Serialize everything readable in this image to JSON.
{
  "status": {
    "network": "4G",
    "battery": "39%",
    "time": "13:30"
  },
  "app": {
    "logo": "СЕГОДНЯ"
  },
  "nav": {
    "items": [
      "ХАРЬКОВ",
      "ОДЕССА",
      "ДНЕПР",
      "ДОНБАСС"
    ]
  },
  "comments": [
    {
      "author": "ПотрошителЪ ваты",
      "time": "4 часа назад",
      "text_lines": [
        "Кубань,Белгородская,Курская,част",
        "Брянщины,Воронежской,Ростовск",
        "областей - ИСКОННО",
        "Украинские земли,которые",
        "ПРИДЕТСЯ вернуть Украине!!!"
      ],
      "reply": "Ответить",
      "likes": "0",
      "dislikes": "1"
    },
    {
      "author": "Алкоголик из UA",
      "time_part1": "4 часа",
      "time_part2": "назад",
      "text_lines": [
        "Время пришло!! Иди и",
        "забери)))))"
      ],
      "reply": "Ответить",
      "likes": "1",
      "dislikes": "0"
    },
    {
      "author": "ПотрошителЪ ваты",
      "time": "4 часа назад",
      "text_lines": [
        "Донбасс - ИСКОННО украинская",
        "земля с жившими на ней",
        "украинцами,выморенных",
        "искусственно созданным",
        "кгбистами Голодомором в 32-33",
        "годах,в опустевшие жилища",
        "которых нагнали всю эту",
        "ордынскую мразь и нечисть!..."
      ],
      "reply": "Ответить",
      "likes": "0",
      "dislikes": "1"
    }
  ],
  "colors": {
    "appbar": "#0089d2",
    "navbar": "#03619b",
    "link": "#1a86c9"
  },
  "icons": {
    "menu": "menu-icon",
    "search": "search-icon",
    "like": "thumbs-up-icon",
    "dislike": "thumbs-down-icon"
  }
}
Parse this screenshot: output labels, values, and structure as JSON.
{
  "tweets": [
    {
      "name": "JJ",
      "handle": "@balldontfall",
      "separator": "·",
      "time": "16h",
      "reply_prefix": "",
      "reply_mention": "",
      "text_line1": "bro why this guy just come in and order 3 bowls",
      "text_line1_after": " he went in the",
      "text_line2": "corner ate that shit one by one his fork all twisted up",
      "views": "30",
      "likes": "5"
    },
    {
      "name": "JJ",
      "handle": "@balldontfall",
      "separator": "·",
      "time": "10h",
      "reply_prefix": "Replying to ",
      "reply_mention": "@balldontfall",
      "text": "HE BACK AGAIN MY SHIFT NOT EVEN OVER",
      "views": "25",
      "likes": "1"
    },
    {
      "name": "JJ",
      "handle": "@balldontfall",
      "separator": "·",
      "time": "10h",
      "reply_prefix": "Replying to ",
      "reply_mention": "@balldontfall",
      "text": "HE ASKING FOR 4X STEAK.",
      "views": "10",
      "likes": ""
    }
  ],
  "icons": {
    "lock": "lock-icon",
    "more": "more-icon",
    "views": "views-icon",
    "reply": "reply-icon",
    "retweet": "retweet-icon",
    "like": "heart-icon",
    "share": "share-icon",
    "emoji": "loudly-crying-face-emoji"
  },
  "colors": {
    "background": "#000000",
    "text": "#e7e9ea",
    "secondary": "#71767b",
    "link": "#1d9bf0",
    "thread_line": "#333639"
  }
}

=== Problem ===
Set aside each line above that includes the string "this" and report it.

=== Result below ===
Serialize everything readable in this image to JSON.
Parse this screenshot: output labels, values, and structure as JSON.
      "text_line1": "bro why this guy just come in and order 3 bowls",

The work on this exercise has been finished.